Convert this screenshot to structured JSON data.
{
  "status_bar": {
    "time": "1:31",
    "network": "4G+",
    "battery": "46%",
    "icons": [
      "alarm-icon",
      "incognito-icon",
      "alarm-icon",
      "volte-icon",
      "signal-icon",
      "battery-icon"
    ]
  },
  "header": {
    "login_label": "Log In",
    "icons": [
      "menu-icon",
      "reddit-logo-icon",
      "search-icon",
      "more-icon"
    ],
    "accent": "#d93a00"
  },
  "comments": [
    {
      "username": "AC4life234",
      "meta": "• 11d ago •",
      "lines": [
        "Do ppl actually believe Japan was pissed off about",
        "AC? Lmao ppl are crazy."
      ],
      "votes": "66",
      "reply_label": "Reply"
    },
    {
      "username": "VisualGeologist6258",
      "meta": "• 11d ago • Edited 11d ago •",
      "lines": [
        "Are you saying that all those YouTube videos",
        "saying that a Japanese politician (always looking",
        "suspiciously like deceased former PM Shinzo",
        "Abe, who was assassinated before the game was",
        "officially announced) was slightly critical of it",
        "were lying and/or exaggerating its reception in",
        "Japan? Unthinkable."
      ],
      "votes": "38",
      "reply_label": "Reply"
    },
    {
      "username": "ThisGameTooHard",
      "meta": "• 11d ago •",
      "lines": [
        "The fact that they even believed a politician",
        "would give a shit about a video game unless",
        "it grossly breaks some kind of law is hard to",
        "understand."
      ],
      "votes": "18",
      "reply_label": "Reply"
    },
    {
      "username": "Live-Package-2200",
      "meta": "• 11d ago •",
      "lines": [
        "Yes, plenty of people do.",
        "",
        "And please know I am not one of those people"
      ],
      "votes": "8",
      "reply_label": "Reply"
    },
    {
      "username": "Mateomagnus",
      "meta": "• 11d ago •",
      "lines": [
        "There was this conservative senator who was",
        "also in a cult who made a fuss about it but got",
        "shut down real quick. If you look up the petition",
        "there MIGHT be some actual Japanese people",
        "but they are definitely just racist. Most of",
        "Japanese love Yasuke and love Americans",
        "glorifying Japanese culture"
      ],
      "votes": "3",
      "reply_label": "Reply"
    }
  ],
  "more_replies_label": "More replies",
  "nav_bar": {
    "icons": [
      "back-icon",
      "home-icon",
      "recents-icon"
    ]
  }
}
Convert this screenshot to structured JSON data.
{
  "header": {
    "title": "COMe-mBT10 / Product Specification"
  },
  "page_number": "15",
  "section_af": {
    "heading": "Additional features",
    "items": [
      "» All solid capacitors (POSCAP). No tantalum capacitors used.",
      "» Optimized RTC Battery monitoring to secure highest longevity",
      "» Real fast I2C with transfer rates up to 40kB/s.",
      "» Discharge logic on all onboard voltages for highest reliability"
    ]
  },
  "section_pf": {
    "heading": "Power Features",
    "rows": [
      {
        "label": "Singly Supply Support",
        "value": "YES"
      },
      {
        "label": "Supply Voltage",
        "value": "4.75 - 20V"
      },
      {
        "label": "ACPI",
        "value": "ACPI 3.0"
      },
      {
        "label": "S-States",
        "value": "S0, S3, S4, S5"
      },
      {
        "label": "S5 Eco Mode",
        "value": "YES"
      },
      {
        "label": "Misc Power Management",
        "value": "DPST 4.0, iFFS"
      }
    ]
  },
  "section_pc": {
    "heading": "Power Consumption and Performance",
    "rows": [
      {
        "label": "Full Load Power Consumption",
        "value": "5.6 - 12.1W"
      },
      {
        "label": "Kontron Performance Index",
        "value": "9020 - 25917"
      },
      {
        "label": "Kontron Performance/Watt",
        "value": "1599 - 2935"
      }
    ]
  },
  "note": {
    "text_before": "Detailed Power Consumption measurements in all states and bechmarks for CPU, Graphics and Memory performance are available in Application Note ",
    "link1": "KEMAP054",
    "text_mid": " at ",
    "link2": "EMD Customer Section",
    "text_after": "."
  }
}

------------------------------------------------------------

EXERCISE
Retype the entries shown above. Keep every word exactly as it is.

RESULT
Convert this screenshot to structured JSON data.
{
  "status_bar": {
    "time": "1:31",
    "network": "4G+",
    "battery": "46%",
    "icons": [
      "alarm-icon",
      "incognito-icon",
      "alarm-icon",
      "volte-icon",
      "signal-icon",
      "battery-icon"
    ]
  },
  "header": {
    "login_label": "Log In",
    "icons": [
      "menu-icon",
      "reddit-logo-icon",
      "search-icon",
      "more-icon"
    ],
    "accent": "#d93a00"
  },
  "comments": [
    {
      "username": "AC4life234",
      "meta": "• 11d ago •",
      "lines": [
        "Do ppl actually believe Japan was pissed off about",
        "AC? Lmao ppl are crazy."
      ],
      "votes": "66",
      "reply_label": "Reply"
    },
    {
      "username": "VisualGeologist6258",
      "meta": "• 11d ago • Edited 11d ago •",
      "lines": [
        "Are you saying that all those YouTube videos",
        "saying that a Japanese politician (always looking",
        "suspiciously like deceased former PM Shinzo",
        "Abe, who was assassinated before the game was",
        "officially announced) was slightly critical of it",
        "were lying and/or exaggerating its reception in",
        "Japan? Unthinkable."
      ],
      "votes": "38",
      "reply_label": "Reply"
    },
    {
      "username": "ThisGameTooHard",
      "meta": "• 11d ago •",
      "lines": [
        "The fact that they even believed a politician",
        "would give a shit about a video game unless",
        "it grossly breaks some kind of law is hard to",
        "understand."
      ],
      "votes": "18",
      "reply_label": "Reply"
    },
    {
      "username": "Live-Package-2200",
      "meta": "• 11d ago •",
      "lines": [
        "Yes, plenty of people do.",
        "",
        "And please know I am not one of those people"
      ],
      "votes": "8",
      "reply_label": "Reply"
    },
    {
      "username": "Mateomagnus",
      "meta": "• 11d ago •",
      "lines": [
        "There was this conservative senator who was",
        "also in a cult who made a fuss about it but got",
        "shut down real quick. If you look up the petition",
        "there MIGHT be some actual Japanese people",
        "but they are definitely just racist. Most of",
        "Japanese love Yasuke and love Americans",
        "glorifying Japanese culture"
      ],
      "votes": "3",
      "reply_label": "Reply"
    }
  ],
  "more_replies_label": "More replies",
  "nav_bar": {
    "icons": [
      "back-icon",
      "home-icon",
      "recents-icon"
    ]
  }
}
Convert this screenshot to structured JSON data.
{
  "header": {
    "title": "COMe-mBT10 / Product Specification"
  },
  "page_number": "15",
  "section_af": {
    "heading": "Additional features",
    "items": [
      "» All solid capacitors (POSCAP). No tantalum capacitors used.",
      "» Optimized RTC Battery monitoring to secure highest longevity",
      "» Real fast I2C with transfer rates up to 40kB/s.",
      "» Discharge logic on all onboard voltages for highest reliability"
    ]
  },
  "section_pf": {
    "heading": "Power Features",
    "rows": [
      {
        "label": "Singly Supply Support",
        "value": "YES"
      },
      {
        "label": "Supply Voltage",
        "value": "4.75 - 20V"
      },
      {
        "label": "ACPI",
        "value": "ACPI 3.0"
      },
      {
        "label": "S-States",
        "value": "S0, S3, S4, S5"
      },
      {
        "label": "S5 Eco Mode",
        "value": "YES"
      },
      {
        "label": "Misc Power Management",
        "value": "DPST 4.0, iFFS"
      }
    ]
  },
  "section_pc": {
    "heading": "Power Consumption and Performance",
    "rows": [
      {
        "label": "Full Load Power Consumption",
        "value": "5.6 - 12.1W"
      },
      {
        "label": "Kontron Performance Index",
        "value": "9020 - 25917"
      },
      {
        "label": "Kontron Performance/Watt",
        "value": "1599 - 2935"
      }
    ]
  },
  "note": {
    "text_before": "Detailed Power Consumption measurements in all states and bechmarks for CPU, Graphics and Memory performance are available in Application Note ",
    "link1": "KEMAP054",
    "text_mid": " at ",
    "link2": "EMD Customer Section",
    "text_after": "."
  }
}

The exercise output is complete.